  • Segmentation Fault:
    • If you are a C/C++ programmer, you might have seen this when you improperly use pointers.
    • a process is privileged to manipulate memory within the chunk allocated to it.
    • That implies a process owns a piece of memory and only the owner process is allowed to access until released.
    • What should operating system do when process X intentionally(malicious code) or unintentionally (due to improper initialization) tries to poke nose into the memory owned by process Y?.
    • Operating system instantly kills the process X by raising an exception/interrupt.


A cylinder is any set of all of tracks of equal diameter in a hard disk drive (HDD). It can be visualized as a single, imaginary, circle that cuts through all of the platters (and both sides of each platter) in the drive.


A platter is a thin, high-precision aluminum or glass disk that is coated on both sides with a high-sensitivity magnetic material and which is used by a HDD to store data. Modern HDDs contain multiple platters, all of which are mounted on a single shaft, in order to maximize the data storage surface in a given volume of space.


  • The Global Descriptor Table (GDT) is a data structure used by Intel x86-family processors starting with the 80286 in order to define the characteristics of the various memory areas used during program execution, including the base address, the size, and access privileges like executability and writability. These memory areas are called segments in Intel terminology.
  • segmentation in GDT:
    • In 32-bit mode, segmentation works differently.
    • Now, the offset becomes an index to a segment descriptor (SD) in the GDT.
    • This descriptor defines the base address (32 bits), the size (20 bits) and some flags, like readonly, permissions, etc.
    • To add confusion, the data structures are split, so open the os-dev.pdf file and check out the figure on page 34 or the Wikipedia page for the GDT.
  • The easiest way to program the GDT is to define two segments, one for code and another for data. These can overlap which means there is no memory protection, but it’s good enough to boot, we’ll fix this later with a higher language ©.
  • As a curiosity, the first GDT entry must be 0x00 to make sure that the programmer didn’t make any mistakes managing addresses.
  • Furthermore, the CPU can’t directly load the GDT address, but it requires a meta structure called the “GDT descriptor” with the size (16b) and address (32b) of our actual GDT. It is loaded with the lgdt operation.

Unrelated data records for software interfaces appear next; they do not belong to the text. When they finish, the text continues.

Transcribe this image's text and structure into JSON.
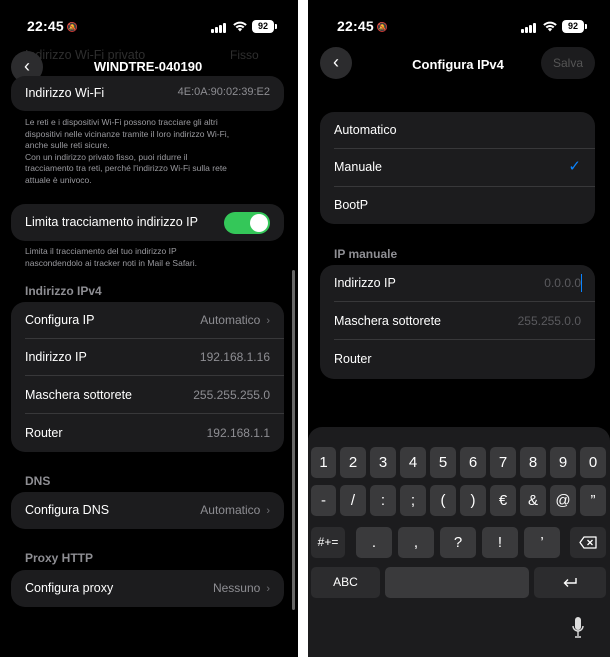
{
  "status": {
    "time": "22:45",
    "battery": "92"
  },
  "left": {
    "title": "WINDTRE-040190",
    "hidden_row": {
      "label": "Indirizzo Wi-Fi privato",
      "value": "Fisso"
    },
    "wifi_address": {
      "label": "Indirizzo Wi-Fi",
      "value": "4E:0A:90:02:39:E2"
    },
    "wifi_note": [
      "Le reti e i dispositivi Wi-Fi possono tracciare gli altri",
      "dispositivi nelle vicinanze tramite il loro indirizzo Wi-Fi,",
      "anche sulle reti sicure.",
      "Con un indirizzo privato fisso, puoi ridurre il",
      "tracciamento tra reti, perché l'indirizzo Wi-Fi sulla rete",
      "attuale è univoco."
    ],
    "limit_tracking": {
      "label": "Limita tracciamento indirizzo IP",
      "enabled": true
    },
    "limit_note": [
      "Limita il tracciamento del tuo indirizzo IP",
      "nascondendolo ai tracker noti in Mail e Safari."
    ],
    "ipv4_header": "Indirizzo IPv4",
    "ipv4_rows": [
      {
        "label": "Configura IP",
        "value": "Automatico",
        "chevron": true
      },
      {
        "label": "Indirizzo IP",
        "value": "192.168.1.16"
      },
      {
        "label": "Maschera sottorete",
        "value": "255.255.255.0"
      },
      {
        "label": "Router",
        "value": "192.168.1.1"
      }
    ],
    "dns_header": "DNS",
    "dns_row": {
      "label": "Configura DNS",
      "value": "Automatico"
    },
    "proxy_header": "Proxy HTTP",
    "proxy_row": {
      "label": "Configura proxy",
      "value": "Nessuno"
    }
  },
  "right": {
    "title": "Configura IPv4",
    "save_label": "Salva",
    "options": [
      {
        "label": "Automatico",
        "selected": false
      },
      {
        "label": "Manuale",
        "selected": true
      },
      {
        "label": "BootP",
        "selected": false
      }
    ],
    "check": "✓",
    "manual_header": "IP manuale",
    "manual_rows": [
      {
        "label": "Indirizzo IP",
        "placeholder": "0.0.0.0"
      },
      {
        "label": "Maschera sottorete",
        "placeholder": "255.255.0.0"
      },
      {
        "label": "Router",
        "placeholder": ""
      }
    ],
    "keyboard": {
      "row1": [
        "1",
        "2",
        "3",
        "4",
        "5",
        "6",
        "7",
        "8",
        "9",
        "0"
      ],
      "row2": [
        "-",
        "/",
        ":",
        ";",
        "(",
        ")",
        "€",
        "&",
        "@",
        "”"
      ],
      "row3": [
        ".",
        ",",
        "?",
        "!",
        "’"
      ],
      "symbols_key": "#+=",
      "abc_key": "ABC",
      "return_icon": "return-icon",
      "delete_icon": "delete-icon",
      "mic_icon": "microphone-icon"
    }
  }
}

32 bit

  • write a new print string routine which works in 32-bit mode, where we don’t have BIOS interrupts, by directly manipulating the VGA video memory instead of calling int 0x10
  • 32-bit mode allows us to use 32 bit registers and memory addressing, protected memory, virtual memory and other advantages, but we will lose BIOS interrupts and we’ll need to code the GDT
  • The VGA memory starts at address 0xb8000 and it has a text mode which is useful to avoid manipulating direct pixels.
  • The formula for accessing a specific character on the 80x25 grid is: 0xb8000 + 2 * (row * 80 + col)
  • That is, every character uses 2 bytes (one for the ASCII, another for color and such), and we see that the structure of the memory concatenates rows.

Writing low level code with C


  • To compile system-independent code, we need the flag -ffreestanding
  • compile: i386-elf-gcc -ffreestanding -c function.c -o function.o
  • examine machine code generated: i386-elf-objdump -d function.o


  • to produce a binary file, we will use the linker
  • An important part of this step is to learn how high level languages call function labels. Which is the offset where our function will be placed in memory? We don’t actually know. For this example, we’ll place the offset at 0x0 and use the binary format which generates machine code without any labels and/or metadata
  • examine both “binary” files, function.o and function.bin using xxd. You will see that the .bin file is machine code, while the .o file has a lot of debugging information, labels, etc.


we can examine machine code like this: ndisasm -b 32 function.bin